[Opening Source data section]
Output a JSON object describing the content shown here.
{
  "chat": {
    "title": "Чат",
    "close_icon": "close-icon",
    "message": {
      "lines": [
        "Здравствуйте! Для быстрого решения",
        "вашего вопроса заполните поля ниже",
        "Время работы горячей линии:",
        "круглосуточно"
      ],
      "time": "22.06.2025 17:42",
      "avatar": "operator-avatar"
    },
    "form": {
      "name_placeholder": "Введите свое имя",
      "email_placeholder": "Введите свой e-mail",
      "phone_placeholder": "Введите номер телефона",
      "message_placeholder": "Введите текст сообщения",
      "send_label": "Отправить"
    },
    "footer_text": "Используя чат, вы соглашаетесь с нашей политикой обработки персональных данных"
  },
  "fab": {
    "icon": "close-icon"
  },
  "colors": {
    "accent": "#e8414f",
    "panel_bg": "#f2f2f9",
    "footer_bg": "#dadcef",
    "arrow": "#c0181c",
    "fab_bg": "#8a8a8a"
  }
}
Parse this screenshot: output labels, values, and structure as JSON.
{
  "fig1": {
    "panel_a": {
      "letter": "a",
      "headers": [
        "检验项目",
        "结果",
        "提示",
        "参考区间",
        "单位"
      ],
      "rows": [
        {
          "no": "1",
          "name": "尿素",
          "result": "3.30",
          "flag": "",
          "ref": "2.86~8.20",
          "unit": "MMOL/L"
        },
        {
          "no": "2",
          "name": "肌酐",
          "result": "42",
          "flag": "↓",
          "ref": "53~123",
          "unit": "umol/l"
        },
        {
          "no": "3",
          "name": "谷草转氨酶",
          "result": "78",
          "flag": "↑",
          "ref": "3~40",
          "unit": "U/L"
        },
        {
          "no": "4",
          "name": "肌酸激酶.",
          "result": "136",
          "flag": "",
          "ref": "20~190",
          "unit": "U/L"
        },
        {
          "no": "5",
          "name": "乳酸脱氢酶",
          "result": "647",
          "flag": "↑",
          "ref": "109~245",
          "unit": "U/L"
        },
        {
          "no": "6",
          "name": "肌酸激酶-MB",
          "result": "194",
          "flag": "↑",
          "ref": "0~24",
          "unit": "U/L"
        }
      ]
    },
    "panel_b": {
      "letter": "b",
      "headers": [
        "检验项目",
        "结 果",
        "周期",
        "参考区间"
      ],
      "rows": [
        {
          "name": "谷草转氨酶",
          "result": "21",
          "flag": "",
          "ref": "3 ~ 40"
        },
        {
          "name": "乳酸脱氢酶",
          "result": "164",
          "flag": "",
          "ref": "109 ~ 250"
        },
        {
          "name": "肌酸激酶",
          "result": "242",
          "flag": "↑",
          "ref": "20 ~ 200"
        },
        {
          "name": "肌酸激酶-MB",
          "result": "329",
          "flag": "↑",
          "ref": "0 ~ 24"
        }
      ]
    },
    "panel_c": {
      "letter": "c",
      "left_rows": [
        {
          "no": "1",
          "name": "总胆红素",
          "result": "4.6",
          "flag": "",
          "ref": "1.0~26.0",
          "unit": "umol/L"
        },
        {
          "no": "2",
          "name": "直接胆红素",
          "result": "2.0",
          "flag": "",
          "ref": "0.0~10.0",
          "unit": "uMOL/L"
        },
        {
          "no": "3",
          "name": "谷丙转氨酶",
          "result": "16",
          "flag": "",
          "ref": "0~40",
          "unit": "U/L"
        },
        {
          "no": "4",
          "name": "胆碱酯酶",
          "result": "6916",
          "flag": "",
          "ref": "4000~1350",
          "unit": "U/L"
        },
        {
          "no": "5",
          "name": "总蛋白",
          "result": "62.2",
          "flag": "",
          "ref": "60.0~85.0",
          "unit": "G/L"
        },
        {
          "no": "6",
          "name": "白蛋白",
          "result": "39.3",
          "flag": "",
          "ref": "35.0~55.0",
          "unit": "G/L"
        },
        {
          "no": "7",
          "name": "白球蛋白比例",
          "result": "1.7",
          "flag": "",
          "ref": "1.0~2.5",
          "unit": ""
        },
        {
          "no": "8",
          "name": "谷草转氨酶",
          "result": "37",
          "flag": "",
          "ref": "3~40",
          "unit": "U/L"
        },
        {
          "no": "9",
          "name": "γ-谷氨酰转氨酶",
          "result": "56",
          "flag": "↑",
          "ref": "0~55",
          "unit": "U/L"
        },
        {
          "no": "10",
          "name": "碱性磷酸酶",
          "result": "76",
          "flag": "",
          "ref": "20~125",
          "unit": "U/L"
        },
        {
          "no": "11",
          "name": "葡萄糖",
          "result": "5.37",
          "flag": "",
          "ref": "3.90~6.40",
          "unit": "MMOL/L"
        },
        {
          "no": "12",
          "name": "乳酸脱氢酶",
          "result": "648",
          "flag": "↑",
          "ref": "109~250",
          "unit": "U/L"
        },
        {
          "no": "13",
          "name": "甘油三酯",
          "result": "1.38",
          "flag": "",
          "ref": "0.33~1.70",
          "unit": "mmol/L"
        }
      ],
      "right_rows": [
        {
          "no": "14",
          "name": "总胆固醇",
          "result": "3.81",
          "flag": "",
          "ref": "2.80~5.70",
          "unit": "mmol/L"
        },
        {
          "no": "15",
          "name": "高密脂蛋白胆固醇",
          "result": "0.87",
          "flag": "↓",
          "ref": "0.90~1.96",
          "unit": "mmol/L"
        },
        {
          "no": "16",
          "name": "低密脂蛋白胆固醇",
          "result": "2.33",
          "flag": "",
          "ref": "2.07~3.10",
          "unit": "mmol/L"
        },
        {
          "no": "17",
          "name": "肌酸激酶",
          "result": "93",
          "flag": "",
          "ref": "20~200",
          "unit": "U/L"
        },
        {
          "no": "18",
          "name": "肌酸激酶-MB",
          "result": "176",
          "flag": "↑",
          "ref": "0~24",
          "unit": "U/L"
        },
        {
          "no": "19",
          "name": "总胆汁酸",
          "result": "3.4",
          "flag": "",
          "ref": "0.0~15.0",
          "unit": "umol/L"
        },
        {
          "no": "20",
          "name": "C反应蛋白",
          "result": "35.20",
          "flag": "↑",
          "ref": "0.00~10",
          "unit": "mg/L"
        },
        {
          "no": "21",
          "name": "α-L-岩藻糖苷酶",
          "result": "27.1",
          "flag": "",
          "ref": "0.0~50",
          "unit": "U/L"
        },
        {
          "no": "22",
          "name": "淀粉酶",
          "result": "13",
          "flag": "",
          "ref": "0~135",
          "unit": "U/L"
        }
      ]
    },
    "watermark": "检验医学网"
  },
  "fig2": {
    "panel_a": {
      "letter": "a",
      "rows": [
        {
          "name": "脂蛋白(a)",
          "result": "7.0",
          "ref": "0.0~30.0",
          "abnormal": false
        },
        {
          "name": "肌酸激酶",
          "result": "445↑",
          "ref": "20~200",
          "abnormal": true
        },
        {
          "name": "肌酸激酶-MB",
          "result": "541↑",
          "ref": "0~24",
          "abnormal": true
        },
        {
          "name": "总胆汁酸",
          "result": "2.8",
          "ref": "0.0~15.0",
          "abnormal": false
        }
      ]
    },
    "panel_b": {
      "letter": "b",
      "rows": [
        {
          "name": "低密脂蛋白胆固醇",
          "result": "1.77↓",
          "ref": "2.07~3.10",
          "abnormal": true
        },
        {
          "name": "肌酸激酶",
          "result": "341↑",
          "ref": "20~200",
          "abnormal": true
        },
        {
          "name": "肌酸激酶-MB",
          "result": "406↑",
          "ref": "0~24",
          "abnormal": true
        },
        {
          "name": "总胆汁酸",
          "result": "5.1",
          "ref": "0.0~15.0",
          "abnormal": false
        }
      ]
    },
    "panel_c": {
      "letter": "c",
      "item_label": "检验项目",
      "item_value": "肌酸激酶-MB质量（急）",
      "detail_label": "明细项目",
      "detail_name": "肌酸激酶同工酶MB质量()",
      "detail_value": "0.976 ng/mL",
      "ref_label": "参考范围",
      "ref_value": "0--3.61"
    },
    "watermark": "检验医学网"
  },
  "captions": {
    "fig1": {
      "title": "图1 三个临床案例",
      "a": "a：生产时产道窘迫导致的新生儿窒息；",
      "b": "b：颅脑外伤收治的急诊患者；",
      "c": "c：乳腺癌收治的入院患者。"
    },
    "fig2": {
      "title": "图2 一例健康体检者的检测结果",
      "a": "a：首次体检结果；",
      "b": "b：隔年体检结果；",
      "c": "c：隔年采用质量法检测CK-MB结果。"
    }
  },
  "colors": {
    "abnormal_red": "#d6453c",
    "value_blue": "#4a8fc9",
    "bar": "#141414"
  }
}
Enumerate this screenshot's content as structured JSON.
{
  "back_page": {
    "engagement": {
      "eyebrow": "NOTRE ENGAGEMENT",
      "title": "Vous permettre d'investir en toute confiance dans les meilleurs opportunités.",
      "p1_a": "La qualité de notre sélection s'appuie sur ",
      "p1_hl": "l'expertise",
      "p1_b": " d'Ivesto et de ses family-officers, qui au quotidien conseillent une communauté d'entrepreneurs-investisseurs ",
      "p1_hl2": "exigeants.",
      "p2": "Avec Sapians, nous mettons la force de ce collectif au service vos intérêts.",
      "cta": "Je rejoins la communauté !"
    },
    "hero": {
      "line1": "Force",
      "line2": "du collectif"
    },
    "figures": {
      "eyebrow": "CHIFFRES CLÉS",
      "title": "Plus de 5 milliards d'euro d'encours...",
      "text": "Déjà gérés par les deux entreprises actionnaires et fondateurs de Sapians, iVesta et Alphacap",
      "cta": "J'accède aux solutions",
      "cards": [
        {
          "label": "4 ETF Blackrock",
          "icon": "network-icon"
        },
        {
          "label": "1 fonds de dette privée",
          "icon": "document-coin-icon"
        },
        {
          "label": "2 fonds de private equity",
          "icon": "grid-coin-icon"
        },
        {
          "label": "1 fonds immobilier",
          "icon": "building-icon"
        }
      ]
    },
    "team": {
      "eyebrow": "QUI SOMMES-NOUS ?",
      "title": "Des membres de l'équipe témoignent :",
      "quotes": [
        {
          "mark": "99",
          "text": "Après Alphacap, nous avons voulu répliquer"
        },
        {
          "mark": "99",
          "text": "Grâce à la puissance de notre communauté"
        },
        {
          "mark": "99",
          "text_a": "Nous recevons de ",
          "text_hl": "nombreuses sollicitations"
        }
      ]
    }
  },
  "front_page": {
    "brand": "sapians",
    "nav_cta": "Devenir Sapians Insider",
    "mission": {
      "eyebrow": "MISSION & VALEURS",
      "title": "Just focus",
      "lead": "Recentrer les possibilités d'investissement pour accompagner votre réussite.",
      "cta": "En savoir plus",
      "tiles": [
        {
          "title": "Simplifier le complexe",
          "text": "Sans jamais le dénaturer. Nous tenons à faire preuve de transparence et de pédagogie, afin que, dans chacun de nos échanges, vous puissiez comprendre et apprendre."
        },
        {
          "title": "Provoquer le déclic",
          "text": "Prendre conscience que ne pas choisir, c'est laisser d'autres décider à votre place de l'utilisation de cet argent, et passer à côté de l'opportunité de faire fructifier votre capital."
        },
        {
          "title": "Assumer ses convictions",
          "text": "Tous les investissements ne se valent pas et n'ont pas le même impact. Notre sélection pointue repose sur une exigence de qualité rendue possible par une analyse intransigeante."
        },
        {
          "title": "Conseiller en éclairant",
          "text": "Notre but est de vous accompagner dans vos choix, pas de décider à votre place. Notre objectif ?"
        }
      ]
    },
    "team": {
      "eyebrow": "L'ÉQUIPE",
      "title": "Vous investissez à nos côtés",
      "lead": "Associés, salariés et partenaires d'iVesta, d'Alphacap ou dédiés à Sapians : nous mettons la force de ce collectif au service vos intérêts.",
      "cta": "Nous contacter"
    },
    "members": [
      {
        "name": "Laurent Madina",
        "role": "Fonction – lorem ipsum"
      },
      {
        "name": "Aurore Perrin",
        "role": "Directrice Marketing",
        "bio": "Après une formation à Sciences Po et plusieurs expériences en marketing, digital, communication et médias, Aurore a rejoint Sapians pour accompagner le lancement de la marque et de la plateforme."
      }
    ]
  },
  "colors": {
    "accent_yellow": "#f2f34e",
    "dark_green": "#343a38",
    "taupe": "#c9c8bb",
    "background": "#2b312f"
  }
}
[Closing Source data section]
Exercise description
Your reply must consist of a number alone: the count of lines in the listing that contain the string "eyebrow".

Reply
5